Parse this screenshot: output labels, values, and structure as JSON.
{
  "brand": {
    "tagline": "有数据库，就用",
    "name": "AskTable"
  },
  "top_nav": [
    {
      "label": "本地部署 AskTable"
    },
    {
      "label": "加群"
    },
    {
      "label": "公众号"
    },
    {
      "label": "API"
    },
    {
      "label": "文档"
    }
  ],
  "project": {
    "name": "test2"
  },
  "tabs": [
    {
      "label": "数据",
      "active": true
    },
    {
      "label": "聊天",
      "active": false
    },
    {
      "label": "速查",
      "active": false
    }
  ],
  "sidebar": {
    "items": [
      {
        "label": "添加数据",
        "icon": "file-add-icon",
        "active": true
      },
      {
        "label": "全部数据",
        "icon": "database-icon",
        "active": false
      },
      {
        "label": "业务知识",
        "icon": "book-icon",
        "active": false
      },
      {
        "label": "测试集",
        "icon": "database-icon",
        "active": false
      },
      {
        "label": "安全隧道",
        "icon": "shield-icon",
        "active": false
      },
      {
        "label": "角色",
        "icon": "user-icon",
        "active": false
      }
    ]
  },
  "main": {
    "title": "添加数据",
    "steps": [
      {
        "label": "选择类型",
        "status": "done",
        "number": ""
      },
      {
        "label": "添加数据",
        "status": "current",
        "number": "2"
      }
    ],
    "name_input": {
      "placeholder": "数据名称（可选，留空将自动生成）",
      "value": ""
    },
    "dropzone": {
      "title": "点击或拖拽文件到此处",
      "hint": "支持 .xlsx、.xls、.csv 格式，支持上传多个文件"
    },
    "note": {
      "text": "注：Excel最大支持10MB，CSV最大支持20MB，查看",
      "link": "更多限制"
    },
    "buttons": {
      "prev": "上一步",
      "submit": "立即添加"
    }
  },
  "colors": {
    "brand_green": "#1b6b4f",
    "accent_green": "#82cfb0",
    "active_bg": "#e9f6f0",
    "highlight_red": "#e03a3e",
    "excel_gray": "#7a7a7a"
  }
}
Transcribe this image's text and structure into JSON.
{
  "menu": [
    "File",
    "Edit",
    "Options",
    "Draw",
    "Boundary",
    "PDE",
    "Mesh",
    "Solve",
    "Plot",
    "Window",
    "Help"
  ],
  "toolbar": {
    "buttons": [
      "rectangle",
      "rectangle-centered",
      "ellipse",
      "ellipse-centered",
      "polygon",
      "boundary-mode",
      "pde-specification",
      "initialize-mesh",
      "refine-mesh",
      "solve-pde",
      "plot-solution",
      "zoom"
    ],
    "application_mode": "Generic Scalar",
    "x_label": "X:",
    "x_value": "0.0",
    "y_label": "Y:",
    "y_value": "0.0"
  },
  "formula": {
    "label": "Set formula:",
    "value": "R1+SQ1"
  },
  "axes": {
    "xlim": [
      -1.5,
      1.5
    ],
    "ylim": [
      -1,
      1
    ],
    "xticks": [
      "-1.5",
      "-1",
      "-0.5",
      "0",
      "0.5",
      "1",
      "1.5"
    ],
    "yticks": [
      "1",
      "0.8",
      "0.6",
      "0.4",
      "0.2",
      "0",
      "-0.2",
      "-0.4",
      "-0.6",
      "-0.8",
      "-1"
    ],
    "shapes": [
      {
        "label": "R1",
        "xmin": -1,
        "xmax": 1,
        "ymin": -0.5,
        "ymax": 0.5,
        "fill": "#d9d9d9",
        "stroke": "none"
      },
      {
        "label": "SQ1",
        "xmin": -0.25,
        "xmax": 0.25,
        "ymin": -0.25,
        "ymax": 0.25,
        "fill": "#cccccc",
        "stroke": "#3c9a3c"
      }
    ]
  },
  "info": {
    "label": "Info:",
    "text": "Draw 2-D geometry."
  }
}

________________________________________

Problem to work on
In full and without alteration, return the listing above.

Result for this task
Parse this screenshot: output labels, values, and structure as JSON.
{
  "brand": {
    "tagline": "有数据库，就用",
    "name": "AskTable"
  },
  "top_nav": [
    {
      "label": "本地部署 AskTable"
    },
    {
      "label": "加群"
    },
    {
      "label": "公众号"
    },
    {
      "label": "API"
    },
    {
      "label": "文档"
    }
  ],
  "project": {
    "name": "test2"
  },
  "tabs": [
    {
      "label": "数据",
      "active": true
    },
    {
      "label": "聊天",
      "active": false
    },
    {
      "label": "速查",
      "active": false
    }
  ],
  "sidebar": {
    "items": [
      {
        "label": "添加数据",
        "icon": "file-add-icon",
        "active": true
      },
      {
        "label": "全部数据",
        "icon": "database-icon",
        "active": false
      },
      {
        "label": "业务知识",
        "icon": "book-icon",
        "active": false
      },
      {
        "label": "测试集",
        "icon": "database-icon",
        "active": false
      },
      {
        "label": "安全隧道",
        "icon": "shield-icon",
        "active": false
      },
      {
        "label": "角色",
        "icon": "user-icon",
        "active": false
      }
    ]
  },
  "main": {
    "title": "添加数据",
    "steps": [
      {
        "label": "选择类型",
        "status": "done",
        "number": ""
      },
      {
        "label": "添加数据",
        "status": "current",
        "number": "2"
      }
    ],
    "name_input": {
      "placeholder": "数据名称（可选，留空将自动生成）",
      "value": ""
    },
    "dropzone": {
      "title": "点击或拖拽文件到此处",
      "hint": "支持 .xlsx、.xls、.csv 格式，支持上传多个文件"
    },
    "note": {
      "text": "注：Excel最大支持10MB，CSV最大支持20MB，查看",
      "link": "更多限制"
    },
    "buttons": {
      "prev": "上一步",
      "submit": "立即添加"
    }
  },
  "colors": {
    "brand_green": "#1b6b4f",
    "accent_green": "#82cfb0",
    "active_bg": "#e9f6f0",
    "highlight_red": "#e03a3e",
    "excel_gray": "#7a7a7a"
  }
}
Transcribe this image's text and structure into JSON.
{
  "menu": [
    "File",
    "Edit",
    "Options",
    "Draw",
    "Boundary",
    "PDE",
    "Mesh",
    "Solve",
    "Plot",
    "Window",
    "Help"
  ],
  "toolbar": {
    "buttons": [
      "rectangle",
      "rectangle-centered",
      "ellipse",
      "ellipse-centered",
      "polygon",
      "boundary-mode",
      "pde-specification",
      "initialize-mesh",
      "refine-mesh",
      "solve-pde",
      "plot-solution",
      "zoom"
    ],
    "application_mode": "Generic Scalar",
    "x_label": "X:",
    "x_value": "0.0",
    "y_label": "Y:",
    "y_value": "0.0"
  },
  "formula": {
    "label": "Set formula:",
    "value": "R1+SQ1"
  },
  "axes": {
    "xlim": [
      -1.5,
      1.5
    ],
    "ylim": [
      -1,
      1
    ],
    "xticks": [
      "-1.5",
      "-1",
      "-0.5",
      "0",
      "0.5",
      "1",
      "1.5"
    ],
    "yticks": [
      "1",
      "0.8",
      "0.6",
      "0.4",
      "0.2",
      "0",
      "-0.2",
      "-0.4",
      "-0.6",
      "-0.8",
      "-1"
    ],
    "shapes": [
      {
        "label": "R1",
        "xmin": -1,
        "xmax": 1,
        "ymin": -0.5,
        "ymax": 0.5,
        "fill": "#d9d9d9",
        "stroke": "none"
      },
      {
        "label": "SQ1",
        "xmin": -0.25,
        "xmax": 0.25,
        "ymin": -0.25,
        "ymax": 0.25,
        "fill": "#cccccc",
        "stroke": "#3c9a3c"
      }
    ]
  },
  "info": {
    "label": "Info:",
    "text": "Draw 2-D geometry."
  }
}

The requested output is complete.